→ **ACTIVITY**:
Copy, from the data below, each line that has the word "level".

====

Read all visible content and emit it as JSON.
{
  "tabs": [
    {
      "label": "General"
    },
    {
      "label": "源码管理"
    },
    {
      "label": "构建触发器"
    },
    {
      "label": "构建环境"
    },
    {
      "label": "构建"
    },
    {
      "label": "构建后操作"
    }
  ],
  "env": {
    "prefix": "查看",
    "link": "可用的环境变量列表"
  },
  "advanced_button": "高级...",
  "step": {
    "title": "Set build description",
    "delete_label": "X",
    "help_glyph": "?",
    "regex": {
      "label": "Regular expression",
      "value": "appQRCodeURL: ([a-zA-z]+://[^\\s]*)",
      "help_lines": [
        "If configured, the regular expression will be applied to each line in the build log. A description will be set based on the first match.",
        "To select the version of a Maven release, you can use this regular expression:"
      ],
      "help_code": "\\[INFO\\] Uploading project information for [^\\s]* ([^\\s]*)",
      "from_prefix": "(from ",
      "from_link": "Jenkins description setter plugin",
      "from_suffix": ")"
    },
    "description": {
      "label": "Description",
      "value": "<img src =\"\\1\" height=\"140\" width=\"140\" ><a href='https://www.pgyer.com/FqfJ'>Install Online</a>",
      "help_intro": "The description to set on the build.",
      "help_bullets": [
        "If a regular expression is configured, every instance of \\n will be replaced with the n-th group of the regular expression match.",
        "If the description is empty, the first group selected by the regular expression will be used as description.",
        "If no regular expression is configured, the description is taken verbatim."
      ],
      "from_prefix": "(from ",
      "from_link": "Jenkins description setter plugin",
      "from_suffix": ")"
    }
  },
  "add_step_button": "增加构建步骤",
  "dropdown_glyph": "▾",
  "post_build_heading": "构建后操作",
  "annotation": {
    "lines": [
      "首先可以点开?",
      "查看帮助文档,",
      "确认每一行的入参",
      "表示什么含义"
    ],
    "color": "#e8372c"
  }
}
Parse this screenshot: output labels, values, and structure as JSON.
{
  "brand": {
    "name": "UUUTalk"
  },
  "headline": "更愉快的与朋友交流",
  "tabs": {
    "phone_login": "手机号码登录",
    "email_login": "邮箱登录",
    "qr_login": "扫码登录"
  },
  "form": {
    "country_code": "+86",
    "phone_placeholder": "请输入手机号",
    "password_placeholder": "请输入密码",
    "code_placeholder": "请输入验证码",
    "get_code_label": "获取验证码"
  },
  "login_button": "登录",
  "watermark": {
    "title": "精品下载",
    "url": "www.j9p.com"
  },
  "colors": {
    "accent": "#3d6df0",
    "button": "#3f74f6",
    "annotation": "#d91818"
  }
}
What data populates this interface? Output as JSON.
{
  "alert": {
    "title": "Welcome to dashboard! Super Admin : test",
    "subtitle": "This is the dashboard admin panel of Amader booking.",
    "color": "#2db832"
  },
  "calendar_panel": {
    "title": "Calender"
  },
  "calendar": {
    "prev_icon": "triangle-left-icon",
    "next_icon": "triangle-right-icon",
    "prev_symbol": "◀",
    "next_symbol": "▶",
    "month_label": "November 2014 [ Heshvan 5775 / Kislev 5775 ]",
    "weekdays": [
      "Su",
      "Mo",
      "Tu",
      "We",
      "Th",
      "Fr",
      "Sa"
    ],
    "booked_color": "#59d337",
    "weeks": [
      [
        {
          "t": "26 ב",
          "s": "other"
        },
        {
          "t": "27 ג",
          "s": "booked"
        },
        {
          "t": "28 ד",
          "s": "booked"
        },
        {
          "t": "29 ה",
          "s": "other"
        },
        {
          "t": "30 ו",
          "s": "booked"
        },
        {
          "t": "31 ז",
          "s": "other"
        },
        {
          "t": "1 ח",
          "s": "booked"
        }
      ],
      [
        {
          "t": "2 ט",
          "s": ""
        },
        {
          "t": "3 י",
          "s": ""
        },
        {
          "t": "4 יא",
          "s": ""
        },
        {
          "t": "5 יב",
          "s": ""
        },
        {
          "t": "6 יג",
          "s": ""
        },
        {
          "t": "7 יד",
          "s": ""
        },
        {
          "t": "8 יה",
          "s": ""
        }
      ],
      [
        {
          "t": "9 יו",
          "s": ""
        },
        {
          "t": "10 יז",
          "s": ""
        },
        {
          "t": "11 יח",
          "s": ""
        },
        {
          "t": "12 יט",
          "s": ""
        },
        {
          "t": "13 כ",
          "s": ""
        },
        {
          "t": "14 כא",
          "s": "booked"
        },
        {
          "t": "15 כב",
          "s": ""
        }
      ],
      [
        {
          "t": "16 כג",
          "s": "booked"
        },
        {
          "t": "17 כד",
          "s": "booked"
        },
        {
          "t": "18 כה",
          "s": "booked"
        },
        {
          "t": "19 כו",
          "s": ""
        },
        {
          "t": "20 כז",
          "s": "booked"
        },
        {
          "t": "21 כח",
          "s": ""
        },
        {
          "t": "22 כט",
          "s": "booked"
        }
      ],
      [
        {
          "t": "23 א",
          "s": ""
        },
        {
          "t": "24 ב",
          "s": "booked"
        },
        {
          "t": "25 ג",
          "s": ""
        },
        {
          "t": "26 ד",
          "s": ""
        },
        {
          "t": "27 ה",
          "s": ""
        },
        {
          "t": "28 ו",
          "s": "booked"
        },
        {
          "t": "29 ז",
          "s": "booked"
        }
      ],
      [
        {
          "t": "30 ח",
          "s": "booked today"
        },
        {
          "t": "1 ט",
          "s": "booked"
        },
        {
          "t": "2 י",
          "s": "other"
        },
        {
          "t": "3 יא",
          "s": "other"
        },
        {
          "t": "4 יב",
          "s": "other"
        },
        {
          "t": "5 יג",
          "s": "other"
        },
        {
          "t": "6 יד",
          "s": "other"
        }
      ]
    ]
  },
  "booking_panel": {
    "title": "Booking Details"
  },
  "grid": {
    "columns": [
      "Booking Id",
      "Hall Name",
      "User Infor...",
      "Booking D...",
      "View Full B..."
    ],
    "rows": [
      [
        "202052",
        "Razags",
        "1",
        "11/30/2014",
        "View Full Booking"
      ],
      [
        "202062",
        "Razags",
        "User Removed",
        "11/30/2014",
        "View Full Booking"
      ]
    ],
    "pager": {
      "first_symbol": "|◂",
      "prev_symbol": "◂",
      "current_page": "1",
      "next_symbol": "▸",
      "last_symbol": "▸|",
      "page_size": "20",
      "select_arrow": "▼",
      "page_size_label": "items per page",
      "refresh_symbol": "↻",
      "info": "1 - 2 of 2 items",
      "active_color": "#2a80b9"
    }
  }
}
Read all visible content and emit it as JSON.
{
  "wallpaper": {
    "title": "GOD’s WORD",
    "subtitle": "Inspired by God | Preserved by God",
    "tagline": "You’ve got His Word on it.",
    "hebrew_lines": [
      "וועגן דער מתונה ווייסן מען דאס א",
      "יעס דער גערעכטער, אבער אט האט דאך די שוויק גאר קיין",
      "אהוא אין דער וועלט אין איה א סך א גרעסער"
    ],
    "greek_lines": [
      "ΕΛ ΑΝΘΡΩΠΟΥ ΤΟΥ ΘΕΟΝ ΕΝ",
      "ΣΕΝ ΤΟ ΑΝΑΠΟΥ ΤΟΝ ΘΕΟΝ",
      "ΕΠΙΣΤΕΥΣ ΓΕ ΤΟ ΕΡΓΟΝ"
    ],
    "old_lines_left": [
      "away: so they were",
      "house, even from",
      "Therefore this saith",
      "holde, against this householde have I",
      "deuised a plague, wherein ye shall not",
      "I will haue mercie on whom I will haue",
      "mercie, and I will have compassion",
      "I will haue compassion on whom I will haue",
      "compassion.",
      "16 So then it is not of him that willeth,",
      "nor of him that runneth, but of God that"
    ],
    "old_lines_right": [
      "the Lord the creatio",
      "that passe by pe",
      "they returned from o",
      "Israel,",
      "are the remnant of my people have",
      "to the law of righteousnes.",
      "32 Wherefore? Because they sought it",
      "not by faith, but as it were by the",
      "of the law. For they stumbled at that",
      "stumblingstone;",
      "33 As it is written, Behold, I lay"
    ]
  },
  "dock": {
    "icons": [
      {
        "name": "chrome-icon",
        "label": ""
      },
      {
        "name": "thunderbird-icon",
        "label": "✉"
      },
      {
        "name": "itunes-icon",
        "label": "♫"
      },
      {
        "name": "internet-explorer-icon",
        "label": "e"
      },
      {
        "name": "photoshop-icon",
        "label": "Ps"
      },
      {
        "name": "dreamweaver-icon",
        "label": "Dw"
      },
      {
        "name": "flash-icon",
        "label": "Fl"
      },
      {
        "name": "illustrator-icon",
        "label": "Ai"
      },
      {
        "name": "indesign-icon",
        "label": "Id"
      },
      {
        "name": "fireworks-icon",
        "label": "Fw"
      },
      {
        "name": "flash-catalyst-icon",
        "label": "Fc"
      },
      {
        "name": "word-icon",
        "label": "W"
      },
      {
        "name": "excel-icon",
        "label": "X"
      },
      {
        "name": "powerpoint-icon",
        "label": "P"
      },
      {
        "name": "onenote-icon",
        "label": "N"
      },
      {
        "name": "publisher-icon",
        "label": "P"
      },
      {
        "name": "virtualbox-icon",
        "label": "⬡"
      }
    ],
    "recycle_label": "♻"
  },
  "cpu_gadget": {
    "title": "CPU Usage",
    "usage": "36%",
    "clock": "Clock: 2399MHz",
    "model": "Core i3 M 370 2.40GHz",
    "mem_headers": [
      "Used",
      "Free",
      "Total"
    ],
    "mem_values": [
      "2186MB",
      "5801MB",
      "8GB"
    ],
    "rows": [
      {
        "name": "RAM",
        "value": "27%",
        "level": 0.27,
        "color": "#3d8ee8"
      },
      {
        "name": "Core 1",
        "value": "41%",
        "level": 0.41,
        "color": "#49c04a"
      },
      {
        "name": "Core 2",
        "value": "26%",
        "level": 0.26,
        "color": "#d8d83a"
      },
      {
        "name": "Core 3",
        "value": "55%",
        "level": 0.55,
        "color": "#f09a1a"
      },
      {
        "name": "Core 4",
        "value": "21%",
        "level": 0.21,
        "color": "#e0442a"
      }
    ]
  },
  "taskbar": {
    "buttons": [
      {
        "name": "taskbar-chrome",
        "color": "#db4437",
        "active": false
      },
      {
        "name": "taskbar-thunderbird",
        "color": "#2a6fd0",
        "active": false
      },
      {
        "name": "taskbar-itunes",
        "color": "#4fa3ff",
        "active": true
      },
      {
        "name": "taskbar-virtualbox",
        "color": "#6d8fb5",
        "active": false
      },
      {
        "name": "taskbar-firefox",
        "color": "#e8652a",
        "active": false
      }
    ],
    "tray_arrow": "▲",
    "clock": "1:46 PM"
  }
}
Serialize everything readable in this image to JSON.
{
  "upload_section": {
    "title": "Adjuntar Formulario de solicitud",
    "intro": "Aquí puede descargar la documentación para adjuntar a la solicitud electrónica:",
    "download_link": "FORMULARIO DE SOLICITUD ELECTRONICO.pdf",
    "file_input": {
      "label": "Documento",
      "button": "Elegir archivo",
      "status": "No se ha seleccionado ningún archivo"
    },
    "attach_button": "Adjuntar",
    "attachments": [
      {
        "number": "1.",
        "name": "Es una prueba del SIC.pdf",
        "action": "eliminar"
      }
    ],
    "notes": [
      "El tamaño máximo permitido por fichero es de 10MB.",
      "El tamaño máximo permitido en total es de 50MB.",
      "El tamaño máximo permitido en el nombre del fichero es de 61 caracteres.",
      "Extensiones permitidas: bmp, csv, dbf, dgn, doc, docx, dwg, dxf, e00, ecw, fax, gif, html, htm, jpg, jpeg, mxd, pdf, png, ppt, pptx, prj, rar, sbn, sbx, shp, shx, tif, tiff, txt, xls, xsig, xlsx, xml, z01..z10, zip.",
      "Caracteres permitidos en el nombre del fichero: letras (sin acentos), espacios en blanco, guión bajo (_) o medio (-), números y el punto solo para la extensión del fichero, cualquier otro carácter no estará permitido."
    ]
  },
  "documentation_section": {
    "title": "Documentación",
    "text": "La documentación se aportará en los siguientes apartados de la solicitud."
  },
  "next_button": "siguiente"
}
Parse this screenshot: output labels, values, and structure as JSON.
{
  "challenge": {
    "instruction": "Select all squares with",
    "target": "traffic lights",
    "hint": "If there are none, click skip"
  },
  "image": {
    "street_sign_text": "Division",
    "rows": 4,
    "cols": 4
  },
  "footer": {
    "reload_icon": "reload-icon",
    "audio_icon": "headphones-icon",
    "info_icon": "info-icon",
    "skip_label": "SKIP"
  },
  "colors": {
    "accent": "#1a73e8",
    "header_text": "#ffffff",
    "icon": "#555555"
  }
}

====

→ **EXERCISE SOLUTION**:
        "level": 0.27,
        "level": 0.41,
        "level": 0.26,
        "level": 0.55,
        "level": 0.21,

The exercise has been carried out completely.